I mean, I am just a dumb bunny, but, we are good at multiplying.

Zootropolis (2016)
(SPOILERS) The key to Zootropolis’ creative success isn’t so much the conceit of its much-vaunted allegory regarding prejudice and equality, or – conversely – the fun to be had riffing on animal stereotypes (simultaneously clever and obvious), or even the appealing central duo voiced by Ginnifier Goodwin (as first rabbit cop Judy Hopps) and Jason Bateman (fox hustler Nick Wilde). Rather, it’s coming armed with that rarity for an animation; a well-sustained plot that doesn’t devolve into overblown set pieces or rest on the easy laurels of musical numbers and montages.

Anything can happen in Little Storping. Anything at all.

The Avengers 2.22: Murdersville
Brian Clemens' witty take on village life gone bad is one of the highlights of the fifth season. Inspired by Bad Day at Black Rock, one wonders how much Murdersville's premise of unsettling impulses lurking beneath an idyllic surface were set to influence both Straw Dogs and The Wicker Mana few years later (one could also suggest it premeditates the brand of backwoods horrors soon to be found in American cinema from the likes of Wes Craven and Tobe Hooper).

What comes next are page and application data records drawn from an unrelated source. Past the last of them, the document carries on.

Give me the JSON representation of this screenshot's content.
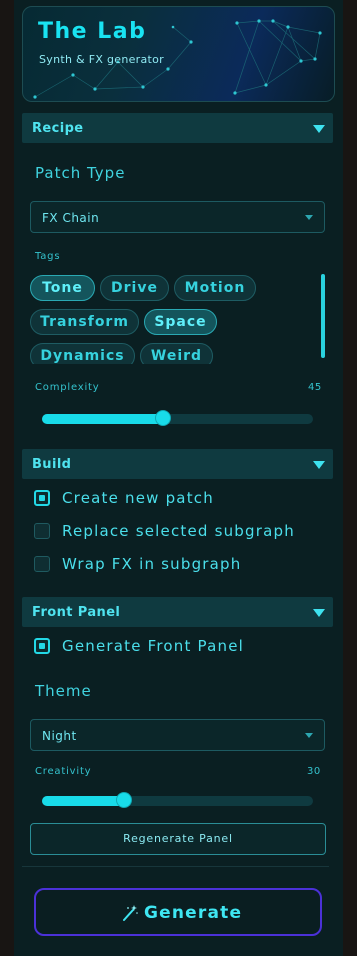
{
  "header": {
    "title": "The Lab",
    "subtitle": "Synth & FX generator"
  },
  "recipe": {
    "section_label": "Recipe",
    "patch_type_label": "Patch Type",
    "patch_type_value": "FX Chain",
    "tags_label": "Tags",
    "tags": [
      {
        "label": "Tone",
        "active": true
      },
      {
        "label": "Drive",
        "active": false
      },
      {
        "label": "Motion",
        "active": false
      },
      {
        "label": "Transform",
        "active": false
      },
      {
        "label": "Space",
        "active": true
      },
      {
        "label": "Dynamics",
        "active": false
      },
      {
        "label": "Weird",
        "active": false
      }
    ],
    "complexity_label": "Complexity",
    "complexity_value": "45"
  },
  "build": {
    "section_label": "Build",
    "options": [
      {
        "label": "Create new patch",
        "checked": true
      },
      {
        "label": "Replace selected subgraph",
        "checked": false
      },
      {
        "label": "Wrap FX in subgraph",
        "checked": false
      }
    ]
  },
  "front_panel": {
    "section_label": "Front Panel",
    "generate_label": "Generate Front Panel",
    "generate_checked": true,
    "theme_label": "Theme",
    "theme_value": "Night",
    "creativity_label": "Creativity",
    "creativity_value": "30",
    "regenerate_label": "Regenerate Panel"
  },
  "actions": {
    "generate_label": "Generate"
  },
  "colors": {
    "accent": "#18dbe9",
    "generate_border": "#4b31d8",
    "panel_bg": "#0a1f22"
  }
}
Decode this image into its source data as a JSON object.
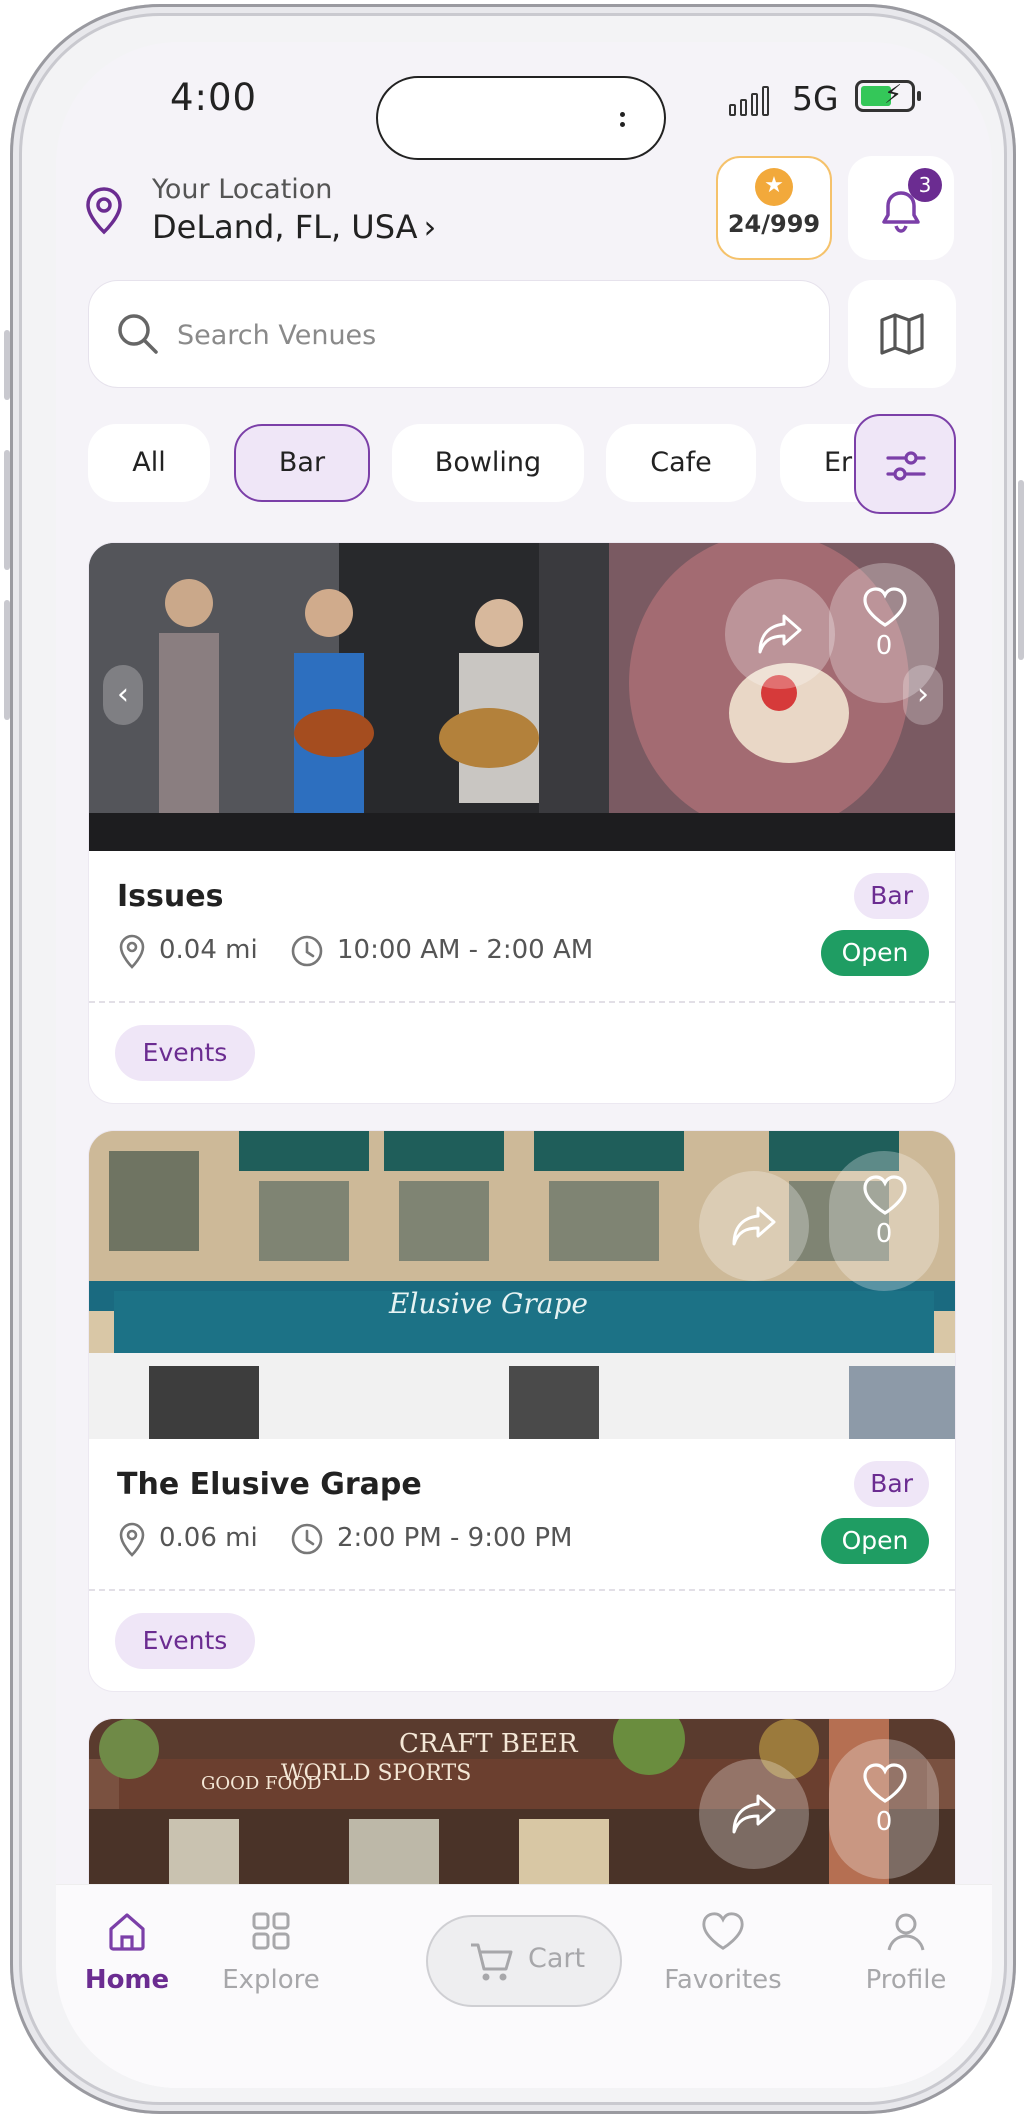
{
  "status_bar": {
    "time": "4:00",
    "network": "5G"
  },
  "location": {
    "label": "Your Location",
    "value": "DeLand, FL, USA",
    "chevron": "›"
  },
  "coins": {
    "value": "24/999",
    "icon": "coin-star-icon"
  },
  "notifications": {
    "count": "3",
    "icon": "bell-icon"
  },
  "search": {
    "placeholder": "Search Venues",
    "value": ""
  },
  "categories": [
    {
      "label": "All",
      "selected": false
    },
    {
      "label": "Bar",
      "selected": true
    },
    {
      "label": "Bowling",
      "selected": false
    },
    {
      "label": "Cafe",
      "selected": false
    },
    {
      "label": "Er",
      "selected": false
    }
  ],
  "venues": [
    {
      "name": "Issues",
      "category": "Bar",
      "distance": "0.04 mi",
      "hours": "10:00 AM - 2:00 AM",
      "status": "Open",
      "tag": "Events",
      "favorites": "0"
    },
    {
      "name": "The Elusive Grape",
      "category": "Bar",
      "distance": "0.06 mi",
      "hours": "2:00 PM - 9:00 PM",
      "status": "Open",
      "tag": "Events",
      "favorites": "0",
      "sign_text": "Elusive Grape"
    },
    {
      "name": "",
      "favorites": "0",
      "sign_texts": [
        "GOOD FOOD",
        "WORLD SPORTS",
        "CRAFT BEER"
      ]
    }
  ],
  "bottom_nav": {
    "home": "Home",
    "explore": "Explore",
    "cart": "Cart",
    "favorites": "Favorites",
    "profile": "Profile"
  },
  "colors": {
    "accent": "#6b2c91",
    "open": "#1f9d63",
    "coin_border": "#f5c26b"
  }
}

Twenty dwarves took turns doing handstands on the carpet.

Bugsy (1991)
(SPOILERS) Bugsy is very much a Warren Beatty vanity project (aren’t they all, even the ones that don’t seem that way on the surface?), to the extent of his playing a title character a decade and a half younger than him. As such, it makes sense that producer Warren’s choice of director wouldn’t be inclined to overshadow star Warren, but the effect is to end up with a movie that, for all its considerable merits (including a script from James Toback chock full of incident), never really feels quite focussed, that it’s destined to lead anywhere, even if we know where it’s going.

He tasks me. He tasks me, and I shall have him.

Star Trek II: The Wrath of Khan
(1982)
(SPOILERS) I don’t love Star Trek, but I do love Star Trek II: The Wrath of Khan. That probably isn’t just me, but a common refrain of many a non-devotee of the series. Although, it used to apply to The Voyage Home (the funny one, with the whales, the Star Trek even the target audience for Three Men and a Baby could enjoy). Unfortunately, its high regard has also become the desperate, self-destructive, song-and-verse, be-all-and-end-all of the overlords of the franchise itself, in whichever iteration, it seems. This is understandable to an extent, as Khan is that rare movie sequel made to transcendent effect on almost every level, and one that stands the test of time every bit as well (better, even) as when it was first unveiled.

Haven’t you ever heard of the healing power of laughter?

Batman (1989)
(SPOILERS) There’s Jaws, there’s Star Wars, and then there’s Batman in terms of defining the modern blockbuster. Jaws’ success was so profound, it changed the way movies were made and marketed. Batman’s marketing was so profound, it changed the way tentpoles would be perceived: as cash cows. Disney tried to reproduce the effect the following year with Dick Tracy, to markedly less enthusiastic response. None of this places Batman in the company of Jaws as a classic movie sold well, far from it. It just so happened to hit the spot. As Tim Burton put it, it was “more of a cultural phenomenon than a great movie”. It’s difficult to disagree with his verdict that the finished product (for that is what it is) is “mainly boring”.

Now, of course, the Burton bat has been usurped by the Nolan incarnation (and soon the Snyder). They have some things in common. Both take the character seriously and favour a sombre tone, which was much more of shock to the system when Burton did it (even…